How to Research a Company for a Job Interview
7 Ways to Find Out What You Need to Know Before the Big Day
You may have heard the advice that it’s important to have some questions for the hiring manager when you’re interviewing for a job. While it’s true that interviewers will expect you to be curious and interested in their organization, and to show that by asking questions, it’s also true that you should come to the interview with a good baseline of knowledge about the company.
Hopefully, you’ll learn a lot about the company during the interview—like whether the organization and the company culture are a good fit for you, for example. But during the interview is not the time to learn basic information about the company. You should know all that before you set foot in corporate HQ.
Tips for Researching Companies Before the Interview
The good news is that it’s easier than ever before to learn about an employer before the job interview. Take some time, in advance, to learn as much as you can online. Then, tap into your real-world network to see who you know who can help give you an interview edge over the other candidates. Do your research, and you’ll make a much better impression on the hiring manager.
1. Visit the Company Website
Start by visiting the company website. There, you can review the organization's mission statement and history, products and services, and management, as well as information about the company culture. The information is usually available in the "About Us" section of the site. If there's a Press section of the website, read through the featured links there.

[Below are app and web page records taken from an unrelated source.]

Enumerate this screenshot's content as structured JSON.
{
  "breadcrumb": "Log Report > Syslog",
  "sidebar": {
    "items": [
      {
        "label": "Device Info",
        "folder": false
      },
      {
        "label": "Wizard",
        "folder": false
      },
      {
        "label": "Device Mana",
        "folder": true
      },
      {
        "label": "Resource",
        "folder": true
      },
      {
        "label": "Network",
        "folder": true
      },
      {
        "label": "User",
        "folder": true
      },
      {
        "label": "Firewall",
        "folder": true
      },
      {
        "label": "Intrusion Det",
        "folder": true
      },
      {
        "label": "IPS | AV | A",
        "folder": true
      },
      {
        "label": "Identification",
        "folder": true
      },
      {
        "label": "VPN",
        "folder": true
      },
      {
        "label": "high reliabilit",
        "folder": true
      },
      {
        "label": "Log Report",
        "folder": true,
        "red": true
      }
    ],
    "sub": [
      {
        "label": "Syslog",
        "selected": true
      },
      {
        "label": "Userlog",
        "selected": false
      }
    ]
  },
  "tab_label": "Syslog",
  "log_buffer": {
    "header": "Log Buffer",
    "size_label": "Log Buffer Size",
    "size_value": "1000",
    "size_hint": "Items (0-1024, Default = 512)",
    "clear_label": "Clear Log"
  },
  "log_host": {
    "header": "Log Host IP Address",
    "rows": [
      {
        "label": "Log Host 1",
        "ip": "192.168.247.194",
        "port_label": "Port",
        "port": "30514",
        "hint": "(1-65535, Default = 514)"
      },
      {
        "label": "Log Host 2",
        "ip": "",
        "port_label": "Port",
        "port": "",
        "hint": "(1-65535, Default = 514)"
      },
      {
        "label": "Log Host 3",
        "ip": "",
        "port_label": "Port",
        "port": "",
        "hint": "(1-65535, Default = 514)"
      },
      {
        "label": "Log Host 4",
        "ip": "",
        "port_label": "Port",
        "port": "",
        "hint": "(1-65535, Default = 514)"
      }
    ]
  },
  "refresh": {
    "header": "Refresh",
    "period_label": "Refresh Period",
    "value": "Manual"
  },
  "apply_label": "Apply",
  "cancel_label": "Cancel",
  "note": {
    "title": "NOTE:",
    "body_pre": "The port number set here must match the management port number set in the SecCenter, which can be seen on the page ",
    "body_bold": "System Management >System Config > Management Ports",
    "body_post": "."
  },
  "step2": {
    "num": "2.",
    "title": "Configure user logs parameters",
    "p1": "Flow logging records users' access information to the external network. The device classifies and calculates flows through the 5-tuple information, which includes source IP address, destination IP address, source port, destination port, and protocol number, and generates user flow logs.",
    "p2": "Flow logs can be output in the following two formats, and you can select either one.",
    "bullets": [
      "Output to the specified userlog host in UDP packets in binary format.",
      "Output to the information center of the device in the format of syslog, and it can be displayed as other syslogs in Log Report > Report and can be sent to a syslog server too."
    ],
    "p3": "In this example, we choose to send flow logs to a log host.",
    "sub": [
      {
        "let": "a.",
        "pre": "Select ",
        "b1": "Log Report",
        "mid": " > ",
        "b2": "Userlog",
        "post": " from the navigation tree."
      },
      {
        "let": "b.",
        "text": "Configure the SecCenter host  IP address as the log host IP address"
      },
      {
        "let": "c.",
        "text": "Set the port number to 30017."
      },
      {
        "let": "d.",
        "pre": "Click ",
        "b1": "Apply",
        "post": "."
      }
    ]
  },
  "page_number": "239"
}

Pay attention to themes that come up repeatedly on the site. As much as any stated corporate values, the words companies choose to describe themselves are telling. Do you want to work at a place where people are “driven to excellence,” or does that make you feel tired? Do you like the idea of working with people who consider their coworkers family, or do you need more distance between your job and your personal life? Of course, organizations use hyperbole when talking about themselves...but it’s often pretty telling hyperbole.
2. Browse Social Media
Next, check the company's social media accounts. Visit their Facebook, Google+, Instagram, and Twitter pages. This will give you a good sense of how the company wants its consumers to see it. Like or follow the company to get updates. You'll find information you may not have found otherwise.
You may also uncover some red flags. If the organization doesn’t have a professionally managed social media presence, for example, or if it’s updated sporadically and inconsistently, they might not be totally in control of their public image.
3. Use LinkedIn
LinkedIn company profiles are a good way to find, at a glance, more information on a company you're interested in. You'll be able see your connections at the company, new hires, promotions, jobs posted, related companies, and company statistics. If you have connections at the company, consider reaching out to them. Not only can they put in a good word for you, but they may also share their perspective on the company and give you tips that will help you ace the interview.
As well, take a look at your interviewer's LinkedIn profile to get insight into their job and their background. Look for any common links between you. Do you know the same people? Did you go to the same school? Are you part of the same groups, online or off? Those common links could help you establish rapport during the interview process.
4. Get an Interview Edge
You can find out what candidates for the positions you are interviewing for were asked and get advice on how tough the interview was. Use reviews to help get a sense of company culture. That said, take them with a grain of salt—employees are often most likely to leave reviews when they are unhappy. As you read reviews, look for repeated themes. The more mentions a given subject gets (whether it's praise for flexible hours or frustration with senior management) the more likely it is to be accurate.
5. Use Google and Google News
Search both Google and Google News for the company name. This can be invaluable. You may find out that the company is expanding into Asia, for instance, or received a round of start-up funding. Or, you may find out that a recent product underperformed or had to be recalled. This knowledge can help shape your responses to interview questions.
6. Tap Your Connections
Do you know someone who works at the company? Ask them if they can help.
7. Get to Know the Industry and Competitors
As well as researching the company, it makes sense to review the overall industry. If you're interviewing for a job at a mortgage company, for instance, it's helpful to be informed about current home ownership trends. Get to know the company's biggest competitors and identify their successes and flaws, too. Insight into the company's industry and rivals is bound to impress interviewers.
How to Use This Research During Interviews
During a job interview, interviewers ask questions to get to know candidates. But their main goal is to determine if a candidate will be a good fit for the position and company.
Your company research will make your responses to questions compelling and show that you'll be helpful to their goals and bottom line.
Plus, your knowledge will help you give a specific answer if you're asked why you'd like to work for the company. You can share details about things you find admirable about the company, its mission, or its culture.